Consider also in your choice schedule flexibility and the ability to pick up flying. This varies greatly between airlines, but can significantly enhance your quality of life and pay. I don’t pick up much flying, but we have some enterprising pilots who can routinely top 150 hours of monthly pay by working their schedules and taking advantage of premium pay rules.
The Lost Decade
It is difficult to convey the disaster in the commercial aviation community in the years following 9/11, unless, of course, you lived through it. Then you know all too well of the furloughs, bankruptcies, career stagnation and reversals that were emblematic of that dark time. It was also the time when mainline contract loopholes were exploited allowing an explosion of regional jet flying with pay so low that some pilots qualified for food stamp programs.
My airline was relatively unscathed by the carnage of that time, so while job security wasn’t a huge concern, there were no significant raises coming either. A comparison with my wife’s career is instructive here. She took a job with a major airline shortly after I got hired at my airline.
A Career Comparison
For a short while prior to 9/11, she out earned me in the right seat of a 75/767 by a significant amount. That didn’t last. A few short years later, while she was in the right seat of a 747, I out earned not only her, but also the captains with which she was flying. Her line guarantee had also been slashed to the low 60s after the bankruptcy while my guarantee was at 85 hours, but my line flying was almost always above that number.
The tear in the fabric of universe has mostly healed since then, and our pay is roughly equivalent again with her holding down a senior 777 F/O seat. She’ll lap me in pay once she takes a wide-body left seat which is almost attainable for her, but it will be back to working weekends and holidays for awhile albeit for a lot more money. It will be her first left seat job after 25+ years of commercial flying.
Who won? That’s a tough call. I’m jealous of her 30 hr HKG layovers and license with type ratings of all the Boeings save for the 717 and 787. We sure were thankful, though, to not have to worry about a furlough or bankruptcy after 9/11. I’ve also never flown a red-eye from SFO to EWR for an eight hour layover, or any red-eye for that matter. Twenty five years in the left seat of a Boeing has to count for something as well. Judging by the 401s (she lost her pension with the bankruptcy of her airline) the money will probably end up being close to equal.
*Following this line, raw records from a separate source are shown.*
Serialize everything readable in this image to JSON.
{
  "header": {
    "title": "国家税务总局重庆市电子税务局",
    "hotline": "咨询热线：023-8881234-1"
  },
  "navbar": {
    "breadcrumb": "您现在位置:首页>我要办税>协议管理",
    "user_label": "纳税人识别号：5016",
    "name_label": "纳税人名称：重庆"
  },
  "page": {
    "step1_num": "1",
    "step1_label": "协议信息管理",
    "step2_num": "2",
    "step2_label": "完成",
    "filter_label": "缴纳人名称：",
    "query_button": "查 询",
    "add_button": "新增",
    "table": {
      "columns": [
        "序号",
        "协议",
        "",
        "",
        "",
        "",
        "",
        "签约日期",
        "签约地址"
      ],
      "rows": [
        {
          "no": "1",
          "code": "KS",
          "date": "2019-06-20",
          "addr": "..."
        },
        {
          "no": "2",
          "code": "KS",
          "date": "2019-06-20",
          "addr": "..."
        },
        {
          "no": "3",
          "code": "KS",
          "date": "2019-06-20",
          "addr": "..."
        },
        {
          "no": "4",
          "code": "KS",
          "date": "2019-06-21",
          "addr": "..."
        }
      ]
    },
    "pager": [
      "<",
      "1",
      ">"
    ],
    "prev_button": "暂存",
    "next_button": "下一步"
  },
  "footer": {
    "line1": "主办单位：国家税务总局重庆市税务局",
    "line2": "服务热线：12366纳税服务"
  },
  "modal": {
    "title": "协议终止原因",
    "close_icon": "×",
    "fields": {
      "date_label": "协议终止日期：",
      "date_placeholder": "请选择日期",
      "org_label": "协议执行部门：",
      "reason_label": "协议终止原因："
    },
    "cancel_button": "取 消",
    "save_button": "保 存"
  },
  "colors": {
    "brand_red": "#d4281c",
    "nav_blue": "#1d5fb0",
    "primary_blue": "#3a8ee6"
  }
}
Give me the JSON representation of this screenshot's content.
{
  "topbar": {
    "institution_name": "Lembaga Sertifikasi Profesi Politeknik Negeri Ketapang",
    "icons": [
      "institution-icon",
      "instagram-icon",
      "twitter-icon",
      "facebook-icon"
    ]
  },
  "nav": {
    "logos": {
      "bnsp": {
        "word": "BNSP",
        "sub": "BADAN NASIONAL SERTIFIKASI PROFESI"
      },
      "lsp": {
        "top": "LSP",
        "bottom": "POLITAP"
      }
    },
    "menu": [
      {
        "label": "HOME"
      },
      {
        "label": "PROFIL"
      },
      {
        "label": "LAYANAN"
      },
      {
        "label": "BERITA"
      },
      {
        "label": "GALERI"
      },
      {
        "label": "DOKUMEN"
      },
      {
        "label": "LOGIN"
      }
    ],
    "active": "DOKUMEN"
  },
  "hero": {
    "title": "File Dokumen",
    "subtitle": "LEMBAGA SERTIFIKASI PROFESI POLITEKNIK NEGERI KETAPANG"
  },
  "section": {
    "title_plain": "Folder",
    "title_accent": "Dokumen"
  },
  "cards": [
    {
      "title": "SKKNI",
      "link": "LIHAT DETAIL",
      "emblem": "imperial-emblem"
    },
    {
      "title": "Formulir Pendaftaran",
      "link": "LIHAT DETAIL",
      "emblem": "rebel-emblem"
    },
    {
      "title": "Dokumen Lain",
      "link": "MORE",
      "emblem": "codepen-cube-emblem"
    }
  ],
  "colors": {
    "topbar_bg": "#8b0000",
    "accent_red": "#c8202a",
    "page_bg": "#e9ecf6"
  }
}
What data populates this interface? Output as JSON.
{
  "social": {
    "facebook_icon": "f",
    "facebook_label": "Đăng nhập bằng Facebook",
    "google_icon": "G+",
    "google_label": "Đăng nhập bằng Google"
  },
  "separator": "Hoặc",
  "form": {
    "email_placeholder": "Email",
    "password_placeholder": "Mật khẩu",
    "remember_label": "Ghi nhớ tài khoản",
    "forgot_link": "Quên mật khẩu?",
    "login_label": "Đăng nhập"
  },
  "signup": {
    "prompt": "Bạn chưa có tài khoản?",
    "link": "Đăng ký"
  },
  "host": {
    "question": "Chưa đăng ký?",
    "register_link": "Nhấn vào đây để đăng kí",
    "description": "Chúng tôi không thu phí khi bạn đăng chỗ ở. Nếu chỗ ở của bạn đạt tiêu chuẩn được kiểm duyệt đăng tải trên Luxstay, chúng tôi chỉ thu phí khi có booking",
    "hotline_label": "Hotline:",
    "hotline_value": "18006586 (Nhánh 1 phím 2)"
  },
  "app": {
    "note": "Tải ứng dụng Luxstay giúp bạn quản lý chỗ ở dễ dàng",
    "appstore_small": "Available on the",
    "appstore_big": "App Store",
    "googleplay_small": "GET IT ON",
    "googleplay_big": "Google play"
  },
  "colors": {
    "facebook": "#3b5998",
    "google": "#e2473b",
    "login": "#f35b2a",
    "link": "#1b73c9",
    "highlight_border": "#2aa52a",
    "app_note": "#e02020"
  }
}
As I mentioned at the start of this essay, I’ve had a charmed aviation career. I’d like to say I was smart about it all, but plain dumb luck probably played a larger part than I’d like to admit. That said, if you’re just starting out, take a few moments of serious reflection to decide what is most important to you, and then make your decision of how to structure your career. Good luck! I’m here for you.
Captain Rob Graves is a veteran airline pilot and retired Air Force officer. He currently flies a Boeing 737 for a major American airline where he has over 25 years of experience. His Air Force career included instructing future USAF pilots in the T-37 primary jet trainer, aerial refueling in the KC-135 Stratotanker, and conducting worldwide logistics in the C-5 Galaxy cargo aircraft. He is the author of This is Your Captain Speaking, an aviation blog. It can be found at robertgraves.com. He also writes for Avgeekery.com.